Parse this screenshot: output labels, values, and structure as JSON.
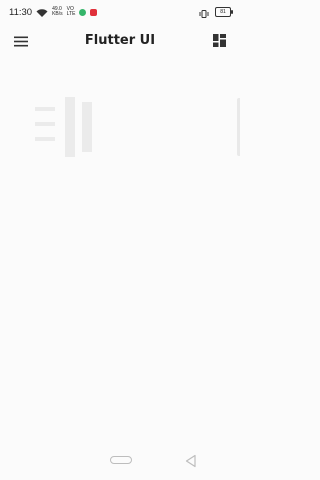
{
  "status": {
    "time": "11:30",
    "net_top": "49.0",
    "net_bottom": "KB/s",
    "vo": "VO",
    "vo2": "LTE",
    "battery": "81"
  },
  "app": {
    "title": "Flutter UI",
    "menu_icon": "hamburger-menu-icon",
    "dashboard_icon": "dashboard-icon"
  },
  "nav": {
    "home_icon": "home-pill-icon",
    "back_icon": "back-triangle-icon"
  },
  "colors": {
    "background": "#fbfbfb",
    "text": "#222222",
    "accent_green": "#35b56a",
    "accent_red": "#e0303a"
  }
}
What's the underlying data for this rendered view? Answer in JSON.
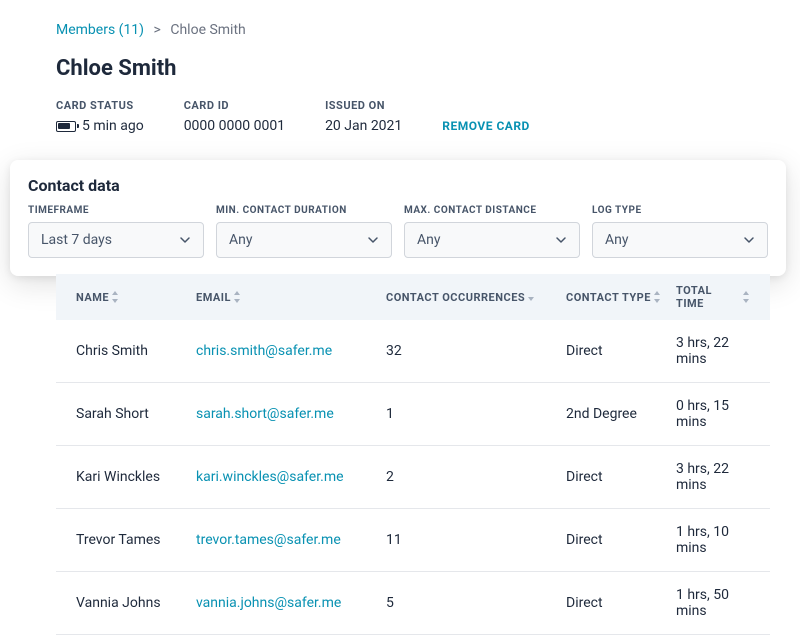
{
  "breadcrumb": {
    "members_label": "Members (11)",
    "current": "Chloe Smith"
  },
  "page_title": "Chloe Smith",
  "meta": {
    "card_status_label": "CARD STATUS",
    "card_status_value": "5 min ago",
    "card_id_label": "CARD ID",
    "card_id_value": "0000 0000 0001",
    "issued_label": "ISSUED ON",
    "issued_value": "20 Jan 2021",
    "remove_label": "REMOVE CARD"
  },
  "panel": {
    "title": "Contact data",
    "filters": {
      "timeframe_label": "TIMEFRAME",
      "timeframe_value": "Last 7 days",
      "min_duration_label": "MIN. CONTACT DURATION",
      "min_duration_value": "Any",
      "max_distance_label": "MAX. CONTACT DISTANCE",
      "max_distance_value": "Any",
      "log_type_label": "LOG TYPE",
      "log_type_value": "Any"
    }
  },
  "table": {
    "headers": {
      "name": "NAME",
      "email": "EMAIL",
      "occurrences": "CONTACT OCCURRENCES",
      "type": "CONTACT TYPE",
      "time": "TOTAL TIME"
    },
    "rows": [
      {
        "name": "Chris Smith",
        "email": "chris.smith@safer.me",
        "occurrences": "32",
        "type": "Direct",
        "time": "3 hrs, 22 mins"
      },
      {
        "name": "Sarah Short",
        "email": "sarah.short@safer.me",
        "occurrences": "1",
        "type": "2nd Degree",
        "time": "0 hrs, 15 mins"
      },
      {
        "name": "Kari Winckles",
        "email": "kari.winckles@safer.me",
        "occurrences": "2",
        "type": "Direct",
        "time": "3 hrs, 22 mins"
      },
      {
        "name": "Trevor Tames",
        "email": "trevor.tames@safer.me",
        "occurrences": "11",
        "type": "Direct",
        "time": "1 hrs, 10 mins"
      },
      {
        "name": "Vannia Johns",
        "email": "vannia.johns@safer.me",
        "occurrences": "5",
        "type": "Direct",
        "time": "1 hrs, 50 mins"
      }
    ]
  }
}
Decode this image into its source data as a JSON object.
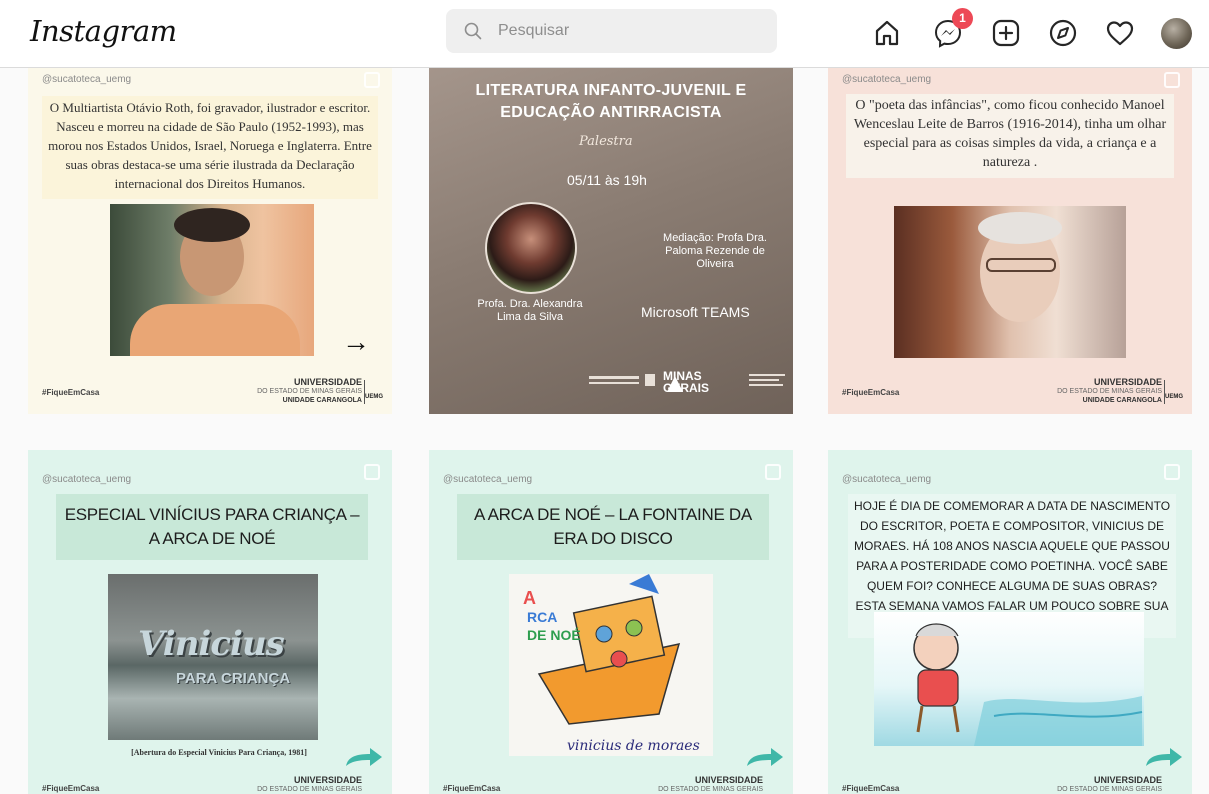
{
  "header": {
    "logo": "Instagram",
    "search_placeholder": "Pesquisar",
    "notification_count": "1"
  },
  "posts": [
    {
      "handle": "@sucatoteca_uemg",
      "text": "O Multiartista Otávio Roth, foi gravador, ilustrador e escritor. Nasceu e morreu na cidade de São Paulo (1952-1993), mas morou nos Estados Unidos, Israel, Noruega e Inglaterra. Entre suas obras destaca-se uma série ilustrada da Declaração internacional dos Direitos Humanos.",
      "hashtag": "#FiqueEmCasa",
      "uni_line1": "UNIVERSIDADE",
      "uni_line2": "DO ESTADO DE MINAS GERAIS",
      "uni_line3": "UNIDADE CARANGOLA",
      "uemg": "UEMG"
    },
    {
      "title": "LITERATURA INFANTO-JUVENIL E EDUCAÇÃO ANTIRRACISTA",
      "script": "Palestra",
      "date": "05/11 às 19h",
      "mediation": "Mediação: Profa Dra. Paloma Rezende de Oliveira",
      "speaker": "Profa. Dra. Alexandra Lima da Silva",
      "platform": "Microsoft TEAMS",
      "mg_logo": "MINAS GERAIS"
    },
    {
      "handle": "@sucatoteca_uemg",
      "text": "O \"poeta das infâncias\", como ficou conhecido Manoel Wenceslau Leite de Barros (1916-2014), tinha um olhar especial para as coisas simples da vida, a criança e a natureza .",
      "hashtag": "#FiqueEmCasa",
      "uni_line1": "UNIVERSIDADE",
      "uni_line2": "DO ESTADO DE MINAS GERAIS",
      "uni_line3": "UNIDADE CARANGOLA",
      "uemg": "UEMG"
    },
    {
      "handle": "@sucatoteca_uemg",
      "title": "ESPECIAL VINÍCIUS PARA CRIANÇA – A ARCA DE NOÉ",
      "image_title": "Vinicius",
      "image_subtitle": "PARA CRIANÇA",
      "caption": "[Abertura do Especial Vinicius Para Criança, 1981]",
      "hashtag": "#FiqueEmCasa",
      "uni_line1": "UNIVERSIDADE",
      "uni_line2": "DO ESTADO DE MINAS GERAIS"
    },
    {
      "handle": "@sucatoteca_uemg",
      "title": "A ARCA DE NOÉ – LA FONTAINE DA ERA DO DISCO",
      "image_caption": "vinicius de moraes",
      "hashtag": "#FiqueEmCasa",
      "uni_line1": "UNIVERSIDADE",
      "uni_line2": "DO ESTADO DE MINAS GERAIS"
    },
    {
      "handle": "@sucatoteca_uemg",
      "text": "HOJE É DIA DE COMEMORAR A DATA DE NASCIMENTO DO ESCRITOR, POETA E COMPOSITOR, VINICIUS DE MORAES. HÁ 108 ANOS NASCIA AQUELE QUE PASSOU PARA A POSTERIDADE COMO POETINHA. VOCÊ SABE QUEM FOI? CONHECE ALGUMA DE SUAS OBRAS? ESTA SEMANA VAMOS FALAR UM POUCO SOBRE SUA VIDA E OBRA.",
      "hashtag": "#FiqueEmCasa",
      "uni_line1": "UNIVERSIDADE",
      "uni_line2": "DO ESTADO DE MINAS GERAIS"
    }
  ],
  "icons": {
    "home": "home-icon",
    "messenger": "messenger-icon",
    "new_post": "new-post-icon",
    "explore": "explore-icon",
    "activity": "heart-icon",
    "profile": "avatar"
  }
}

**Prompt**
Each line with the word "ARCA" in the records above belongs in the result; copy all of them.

**Answer to this exercise**
      "title": "ESPECIAL VINÍCIUS PARA CRIANÇA – A ARCA DE NOÉ",
      "title": "A ARCA DE NOÉ – LA FONTAINE DA ERA DO DISCO",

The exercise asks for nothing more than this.